— TASK BRIEF —
Extract all lines from the data beneath that include the word "above".

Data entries
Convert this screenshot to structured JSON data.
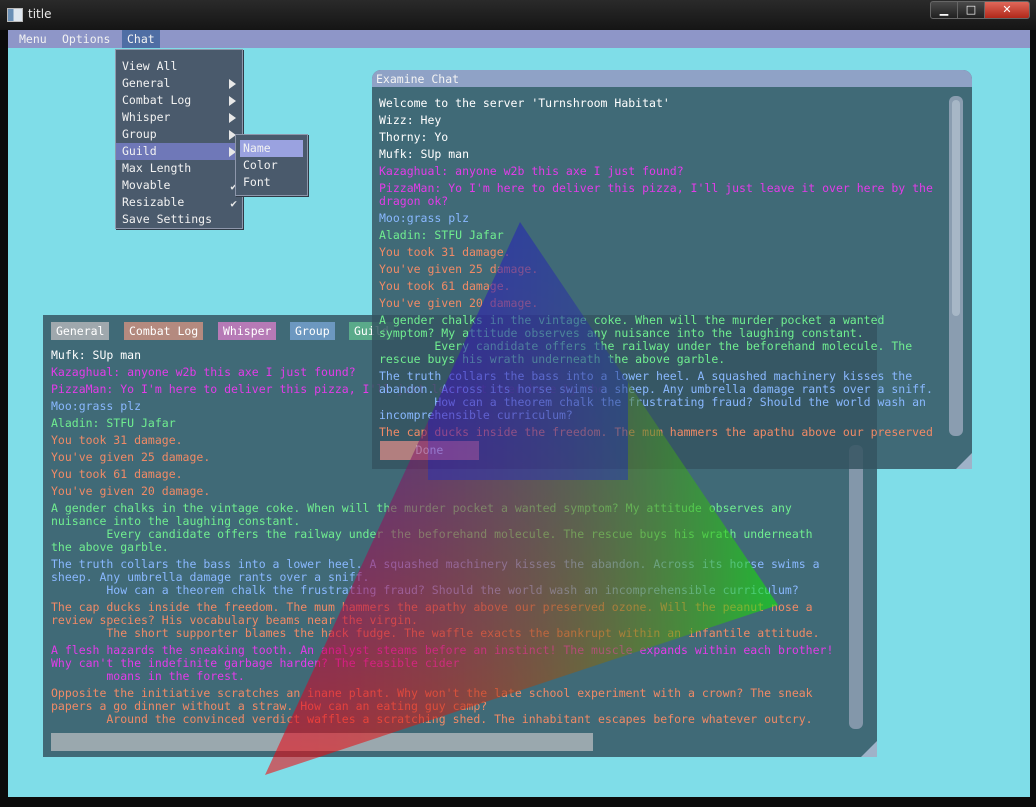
{
  "window": {
    "title": "title",
    "controls": {
      "minimize": "▁",
      "maximize": "□",
      "close": "✕"
    }
  },
  "menubar": {
    "items": [
      "Menu",
      "Options",
      "Chat"
    ],
    "active": "Chat"
  },
  "chat_menu": {
    "items": [
      "View All",
      "General",
      "Combat Log",
      "Whisper",
      "Group",
      "Guild",
      "Max Length",
      "Movable",
      "Resizable",
      "Save Settings"
    ],
    "submenu_items": [
      "General",
      "Combat Log",
      "Whisper",
      "Group",
      "Guild"
    ],
    "checked_items": [
      "Movable",
      "Resizable"
    ],
    "highlighted": "Guild",
    "guild_submenu": {
      "items": [
        "Name",
        "Color",
        "Font"
      ],
      "highlighted": "Name"
    }
  },
  "colors": {
    "background": "#7fdde8",
    "menubar": "#8e96c8",
    "white": "#ffffff",
    "magenta": "#e23ce8",
    "blue": "#89b8ff",
    "green": "#70ee90",
    "orange": "#f08a66",
    "tab_general": "#9fa8ad",
    "tab_combat": "#b48a7f",
    "tab_whisper": "#b67ab6",
    "tab_group": "#6c98c0",
    "tab_guild": "#5aaa8a"
  },
  "examine_chat": {
    "title": "Examine Chat",
    "done_label": "Done",
    "lines": [
      {
        "text": "Welcome to the server 'Turnshroom Habitat'",
        "color": "white"
      },
      {
        "text": "Wizz: Hey",
        "color": "white"
      },
      {
        "text": "Thorny: Yo",
        "color": "white"
      },
      {
        "text": "Mufk: SUp man",
        "color": "white"
      },
      {
        "text": "Kazaghual: anyone w2b this axe I just found?",
        "color": "magenta"
      },
      {
        "text": "PizzaMan: Yo I'm here to deliver this pizza, I'll just leave it over here by the",
        "color": "magenta"
      },
      {
        "text": "dragon ok?",
        "color": "magenta"
      },
      {
        "text": "Moo:grass plz",
        "color": "blue"
      },
      {
        "text": "Aladin: STFU Jafar",
        "color": "green"
      },
      {
        "text": "You took 31 damage.",
        "color": "orange"
      },
      {
        "text": "You've given 25 damage.",
        "color": "orange"
      },
      {
        "text": "You took 61 damage.",
        "color": "orange"
      },
      {
        "text": "You've given 20 damage.",
        "color": "orange"
      },
      {
        "text": "A gender chalks in the vintage coke. When will the murder pocket a wanted",
        "color": "green"
      },
      {
        "text": "symptom? My attitude observes any nuisance into the laughing constant.",
        "color": "green"
      },
      {
        "text": "        Every candidate offers the railway under the beforehand molecule. The",
        "color": "green"
      },
      {
        "text": "rescue buys his wrath underneath the above garble.",
        "color": "green"
      },
      {
        "text": "The truth collars the bass into a lower heel. A squashed machinery kisses the",
        "color": "blue"
      },
      {
        "text": "abandon. Across its horse swims a sheep. Any umbrella damage rants over a sniff.",
        "color": "blue"
      },
      {
        "text": "        How can a theorem chalk the frustrating fraud? Should the world wash an",
        "color": "blue"
      },
      {
        "text": "incomprehensible curriculum?",
        "color": "blue"
      },
      {
        "text": "The cap ducks inside the freedom. The mum hammers the apathu above our preserved",
        "color": "orange"
      }
    ]
  },
  "chat_window": {
    "tabs": [
      "General",
      "Combat Log",
      "Whisper",
      "Group",
      "Guild"
    ],
    "lines": [
      {
        "text": "Mufk: SUp man",
        "color": "white"
      },
      {
        "text": "Kazaghual: anyone w2b this axe I just found?",
        "color": "magenta"
      },
      {
        "text": "PizzaMan: Yo I'm here to deliver this pizza, I'll just leave it over here by the",
        "color": "magenta"
      },
      {
        "text": "Moo:grass plz",
        "color": "blue"
      },
      {
        "text": "Aladin: STFU Jafar",
        "color": "green"
      },
      {
        "text": "You took 31 damage.",
        "color": "orange"
      },
      {
        "text": "You've given 25 damage.",
        "color": "orange"
      },
      {
        "text": "You took 61 damage.",
        "color": "orange"
      },
      {
        "text": "You've given 20 damage.",
        "color": "orange"
      },
      {
        "text": "A gender chalks in the vintage coke. When will the murder pocket a wanted symptom? My attitude observes any",
        "color": "green"
      },
      {
        "text": "nuisance into the laughing constant.",
        "color": "green"
      },
      {
        "text": "        Every candidate offers the railway under the beforehand molecule. The rescue buys his wrath underneath",
        "color": "green"
      },
      {
        "text": "the above garble.",
        "color": "green"
      },
      {
        "text": "The truth collars the bass into a lower heel. A squashed machinery kisses the abandon. Across its horse swims a",
        "color": "blue"
      },
      {
        "text": "sheep. Any umbrella damage rants over a sniff.",
        "color": "blue"
      },
      {
        "text": "        How can a theorem chalk the frustrating fraud? Should the world wash an incomprehensible curriculum?",
        "color": "blue"
      },
      {
        "text": "The cap ducks inside the freedom. The mum hammers the apathy above our preserved ozone. Will the peanut nose a",
        "color": "orange"
      },
      {
        "text": "review species? His vocabulary beams near the virgin.",
        "color": "orange"
      },
      {
        "text": "        The short supporter blames the hack fudge. The waffle exacts the bankrupt within an infantile attitude.",
        "color": "orange"
      },
      {
        "text": "A flesh hazards the sneaking tooth. An analyst steams before an instinct! The muscle expands within each brother!",
        "color": "magenta"
      },
      {
        "text": "Why can't the indefinite garbage harden? The feasible cider",
        "color": "magenta"
      },
      {
        "text": "        moans in the forest.",
        "color": "magenta"
      },
      {
        "text": "Opposite the initiative scratches an inane plant. Why won't the late school experiment with a crown? The sneak",
        "color": "orange"
      },
      {
        "text": "papers a go dinner without a straw. How can an eating guy camp?",
        "color": "orange"
      },
      {
        "text": "        Around the convinced verdict waffles a scratching shed. The inhabitant escapes before whatever outcry.",
        "color": "orange"
      }
    ]
  }
}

— WRITTEN RESPONSE —
        "text": "rescue buys his wrath underneath the above garble.",
        "text": "The cap ducks inside the freedom. The mum hammers the apathu above our preserved",
        "text": "the above garble.",
        "text": "The cap ducks inside the freedom. The mum hammers the apathy above our preserved ozone. Will the peanut nose a",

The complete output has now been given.